Investment scandal

The world of postage stamps does not usually provoke many headlines, but its at the heart of a what could potentially be a huge investment scandal here. Two companies who have persuaded thousands of people to invest their savings in stamps in return for higher than average interest payments are now being investigated for fraud. The case involves hugely overvalued stamps being sold to investors and shows all the signs of being a pyramid scheme where the companies use the money from recent investors to keep paying interest to the old ones. The juiciest detail to emerge so far has been the discovery of 10 million euros in a recently created hiding place in the luxury home of one of the directors of the companies involved (presumably in 500 Euro notes – the banknote of choice in Spain these days). There is no real protection for the people who are at risk of losing their savings, unless they make so much noise the government decides to bail them out.

Elections In Real Madrid

Elections for Cataluña and elections for a new president for Real Madrid. The club is supposedly in the hands of its members and the president must be elected by them, although the membership always seems more than happy to elect any passing construction millionaire who promises them glory.

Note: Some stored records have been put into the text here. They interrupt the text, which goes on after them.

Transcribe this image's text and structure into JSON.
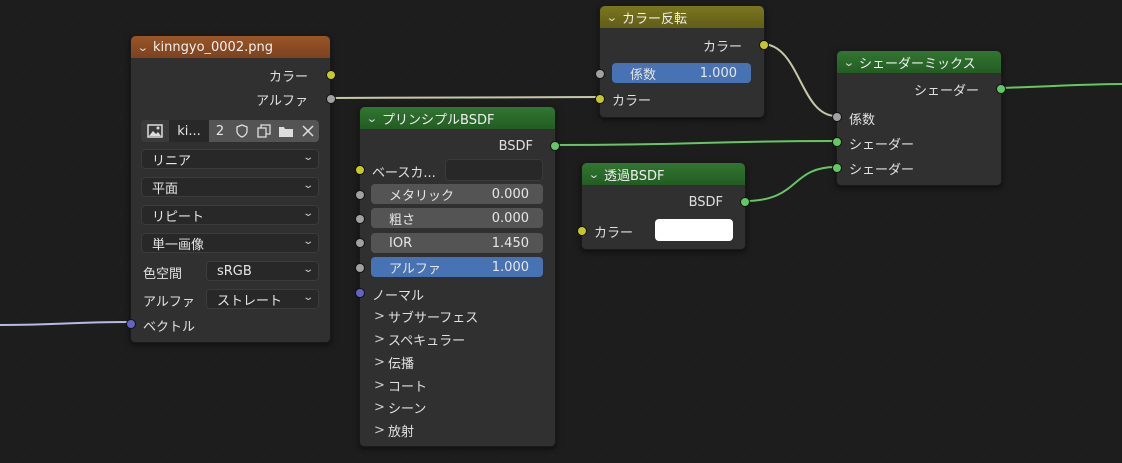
{
  "colors": {
    "background": "#1d1d1d",
    "node_body": "#303030",
    "texture_header": "#8a4a22",
    "color_header": "#6d6a1c",
    "shader_header": "#2a6a2a",
    "socket_yellow": "#c7c729",
    "socket_gray": "#a1a1a1",
    "socket_green": "#63c763",
    "socket_blue": "#6363c7",
    "field_blue": "#4772b3"
  },
  "image_node": {
    "title": "kinngyo_0002.png",
    "outputs": [
      "カラー",
      "アルファ"
    ],
    "image_name": "ki...",
    "user_count": "2",
    "interpolation": "リニア",
    "projection": "平面",
    "extension": "リピート",
    "source": "単一画像",
    "colorspace_label": "色空間",
    "colorspace_value": "sRGB",
    "alpha_label": "アルファ",
    "alpha_value": "ストレート",
    "input_vector": "ベクトル"
  },
  "principled_node": {
    "title": "プリンシプルBSDF",
    "output": "BSDF",
    "base_color_label": "ベースカ...",
    "fields": [
      {
        "label": "メタリック",
        "value": "0.000"
      },
      {
        "label": "粗さ",
        "value": "0.000"
      },
      {
        "label": "IOR",
        "value": "1.450"
      },
      {
        "label": "アルファ",
        "value": "1.000"
      }
    ],
    "normal_label": "ノーマル",
    "panels": [
      "サブサーフェス",
      "スペキュラー",
      "伝播",
      "コート",
      "シーン",
      "放射"
    ]
  },
  "invert_node": {
    "title": "カラー反転",
    "output": "カラー",
    "factor_label": "係数",
    "factor_value": "1.000",
    "input_color": "カラー"
  },
  "transparent_node": {
    "title": "透過BSDF",
    "output": "BSDF",
    "input_color": "カラー"
  },
  "mix_node": {
    "title": "シェーダーミックス",
    "output": "シェーダー",
    "factor_label": "係数",
    "shader1": "シェーダー",
    "shader2": "シェーダー"
  }
}
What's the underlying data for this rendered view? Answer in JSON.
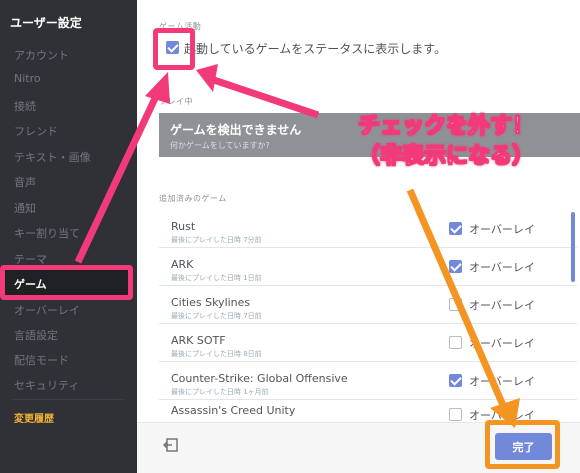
{
  "sidebar": {
    "title": "ユーザー設定",
    "items": [
      {
        "label": "アカウント",
        "active": false
      },
      {
        "label": "Nitro",
        "active": false
      },
      {
        "label": "接続",
        "active": false
      },
      {
        "label": "フレンド",
        "active": false
      },
      {
        "label": "テキスト・画像",
        "active": false
      },
      {
        "label": "音声",
        "active": false
      },
      {
        "label": "通知",
        "active": false
      },
      {
        "label": "キー割り当て",
        "active": false
      },
      {
        "label": "テーマ",
        "active": false
      },
      {
        "label": "ゲーム",
        "active": true
      },
      {
        "label": "オーバーレイ",
        "active": false
      },
      {
        "label": "言語設定",
        "active": false
      },
      {
        "label": "配信モード",
        "active": false
      },
      {
        "label": "セキュリティ",
        "active": false
      }
    ],
    "changelog": "変更履歴"
  },
  "game_activity": {
    "section_label": "ゲーム活動",
    "status_checkbox_checked": true,
    "status_text": "起動しているゲームをステータスに表示します。"
  },
  "now_playing": {
    "section_label": "プレイ中",
    "title": "ゲームを検出できません",
    "subtitle": "何かゲームをしていますか?"
  },
  "added_games": {
    "section_label": "追加済みのゲーム",
    "overlay_label": "オーバーレイ",
    "games": [
      {
        "name": "Rust",
        "last_played": "最後にプレイした日時 7分前",
        "overlay": true
      },
      {
        "name": "ARK",
        "last_played": "最後にプレイした日時 1日前",
        "overlay": true
      },
      {
        "name": "Cities Skylines",
        "last_played": "最後にプレイした日時 7日前",
        "overlay": false
      },
      {
        "name": "ARK SOTF",
        "last_played": "最後にプレイした日時 8日前",
        "overlay": false
      },
      {
        "name": "Counter-Strike: Global Offensive",
        "last_played": "最後にプレイした日時 1ヶ月前",
        "overlay": true
      },
      {
        "name": "Assassin's Creed Unity",
        "last_played": "",
        "overlay": false
      }
    ]
  },
  "footer": {
    "done_label": "完了"
  },
  "annotation": {
    "line1": "チェックを外す！",
    "line2": "（非表示になる）",
    "pink": "#f23a7a",
    "orange": "#f39423"
  },
  "colors": {
    "sidebar_bg": "#2f3136",
    "accent": "#7289da",
    "changelog": "#f0b232"
  }
}
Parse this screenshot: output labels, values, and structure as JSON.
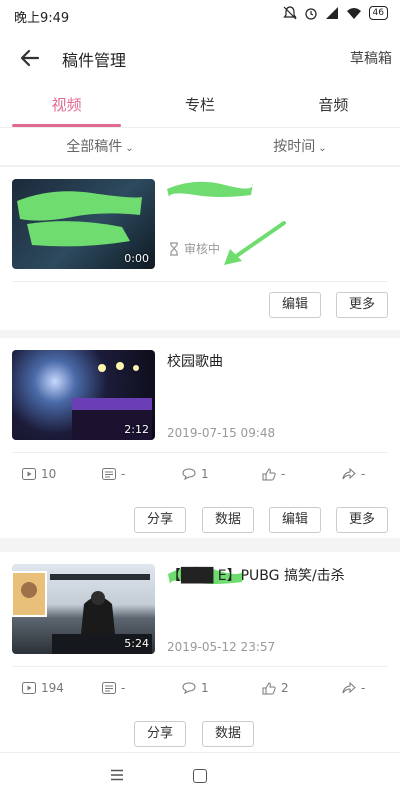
{
  "status_bar": {
    "time": "晚上9:49",
    "battery": "46"
  },
  "header": {
    "title": "稿件管理",
    "drafts_label": "草稿箱"
  },
  "tabs": [
    {
      "label": "视频"
    },
    {
      "label": "专栏"
    },
    {
      "label": "音频"
    }
  ],
  "filters": {
    "all": "全部稿件",
    "sort": "按时间"
  },
  "videos": [
    {
      "title": "",
      "duration": "0:00",
      "status": "审核中",
      "actions": [
        "编辑",
        "更多"
      ]
    },
    {
      "title": "校园歌曲",
      "duration": "2:12",
      "date": "2019-07-15 09:48",
      "stats": {
        "plays": "10",
        "danmaku": "-",
        "comments": "1",
        "likes": "-",
        "shares": "-"
      },
      "actions": [
        "分享",
        "数据",
        "编辑",
        "更多"
      ]
    },
    {
      "title": "【███ E】PUBG 搞笑/击杀",
      "duration": "5:24",
      "date": "2019-05-12 23:57",
      "stats": {
        "plays": "194",
        "danmaku": "-",
        "comments": "1",
        "likes": "2",
        "shares": "-"
      },
      "actions": [
        "分享",
        "数据"
      ]
    }
  ],
  "colors": {
    "accent": "#e06a8f",
    "annotation_green": "#6fdc6f"
  }
}
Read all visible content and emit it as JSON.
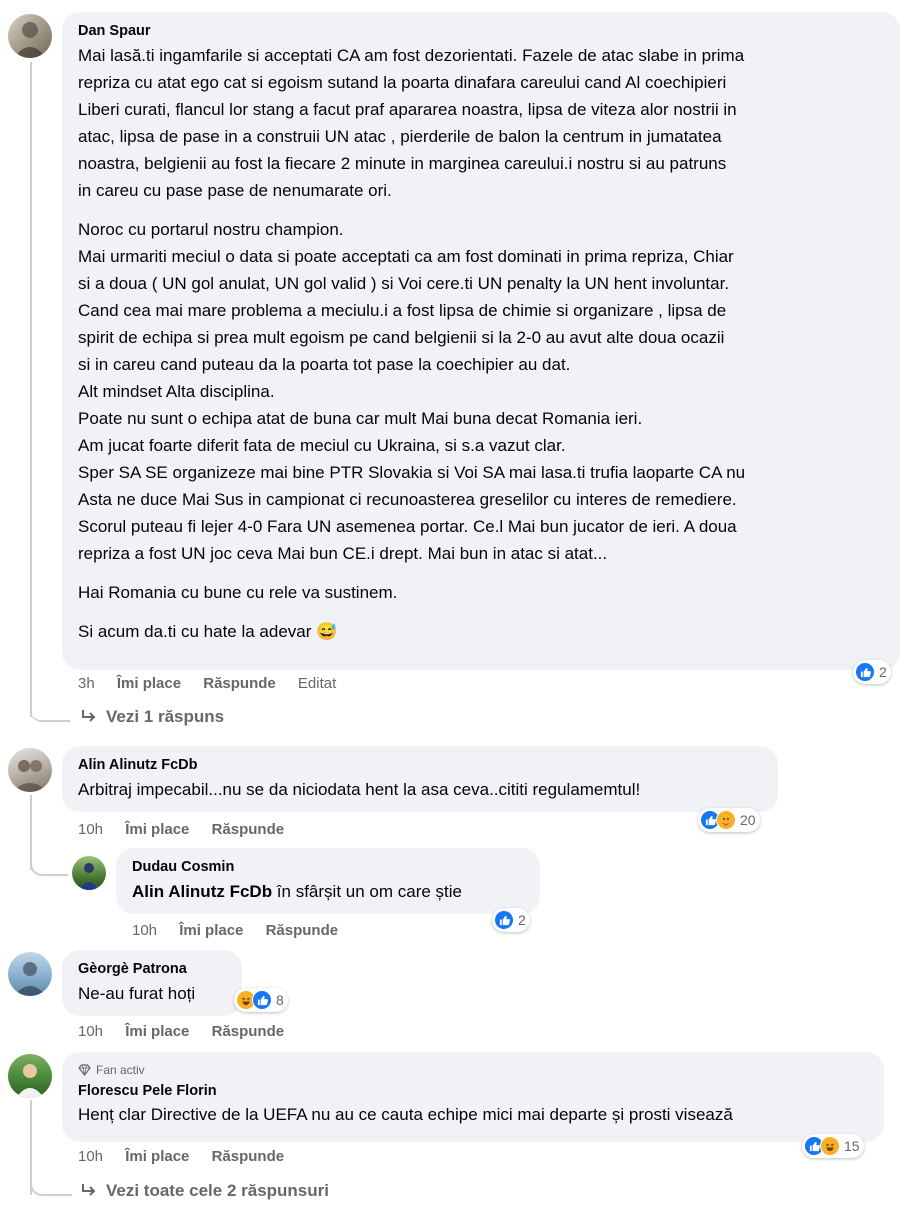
{
  "comments": [
    {
      "author": "Dan Spaur",
      "lines": [
        "Mai lasă.ti ingamfarile si acceptati CA am fost dezorientati. Fazele de atac slabe in prima",
        "repriza cu atat ego cat si egoism sutand la poarta dinafara careului cand Al coechipieri",
        "Liberi curati, flancul lor stang a facut praf apararea noastra, lipsa de viteza alor nostrii in",
        "atac, lipsa de pase in a construii UN atac , pierderile de balon la centrum in jumatatea",
        "noastra, belgienii au fost la fiecare 2 minute in marginea careului.i nostru si au patruns",
        "in careu cu pase pase de nenumarate ori.",
        "",
        "Noroc cu portarul nostru champion.",
        "Mai urmariti meciul o data si poate acceptati ca am fost dominati in prima repriza, Chiar",
        "si a doua ( UN gol anulat, UN gol valid ) si Voi cere.ti UN penalty la UN hent involuntar.",
        "Cand cea mai mare problema a meciulu.i a fost lipsa de chimie si organizare , lipsa de",
        "spirit de echipa si prea mult egoism pe cand belgienii si la 2-0 au avut alte doua ocazii",
        "si in careu cand puteau da la poarta tot pase la coechipier au dat.",
        "Alt mindset Alta disciplina.",
        "Poate nu sunt o echipa atat de buna car mult Mai buna decat Romania ieri.",
        "Am jucat foarte diferit fata de meciul cu Ukraina, si s.a vazut clar.",
        "Sper SA SE organizeze mai bine PTR Slovakia si Voi SA mai lasa.ti trufia laoparte CA nu",
        "Asta ne duce Mai Sus in campionat ci recunoasterea greselilor cu interes de remediere.",
        "Scorul puteau fi lejer 4-0 Fara UN asemenea portar. Ce.l Mai bun jucator de ieri. A doua",
        "repriza a fost UN joc ceva Mai bun CE.i drept. Mai bun in atac si atat...",
        "",
        "Hai Romania cu bune cu rele va sustinem.",
        "",
        "Si acum da.ti cu hate la adevar 😅"
      ],
      "time": "3h",
      "like_label": "Îmi place",
      "reply_label": "Răspunde",
      "edited_label": "Editat",
      "reaction_count": "2",
      "view_replies": "Vezi 1 răspuns"
    },
    {
      "author": "Alin Alinutz FcDb",
      "text": "Arbitraj impecabil...nu se da niciodata hent la asa ceva..cititi regulamemtul!",
      "time": "10h",
      "like_label": "Îmi place",
      "reply_label": "Răspunde",
      "reaction_count": "20"
    },
    {
      "author": "Dudau Cosmin",
      "mention": "Alin Alinutz FcDb",
      "text": " în sfârșit un om care știe",
      "time": "10h",
      "like_label": "Îmi place",
      "reply_label": "Răspunde",
      "reaction_count": "2"
    },
    {
      "author": "Gèorgè Patrona",
      "text": "Ne-au furat hoți",
      "time": "10h",
      "like_label": "Îmi place",
      "reply_label": "Răspunde",
      "reaction_count": "8"
    },
    {
      "badge": "Fan activ",
      "author": "Florescu Pele Florin",
      "text": "Henț clar Directive de la UEFA nu au ce cauta echipe mici mai departe și prosti visează",
      "time": "10h",
      "like_label": "Îmi place",
      "reply_label": "Răspunde",
      "reaction_count": "15",
      "view_replies": "Vezi toate cele 2 răspunsuri"
    }
  ],
  "colors": {
    "bubble": "#f0f2f5",
    "like": "#1877f2",
    "muted": "#65676b",
    "thread": "#ccd0d5"
  },
  "icons": [
    "like-icon",
    "haha-icon",
    "care-icon",
    "reply-arrow-icon",
    "diamond-icon"
  ]
}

Florentino Perez resigned faced with the imminent prospect of a third season without any trophies, as has subsequently turned out to be the case. He put his own man in place as interim president (yes, another construction millionaire) and thought he would continue to run the club this way without elections. Unfortunately his substitute went ‘off-message’ and started acting as if he really was the president of the club, so Perez organised his downfall and the inevitable result is elections. Most of the candidates are of the usual kind with the potential novelty of rally driver Carlos Sainz entering the race; expect wild promises of players and coaches that they intend to hire in a bid to gain votes. Whether any of this will make any difference to the dismal performance of such an expensive team remains to be seen. July 2nd is the day, leaving the new president one week in office before the post World Cup sales begin.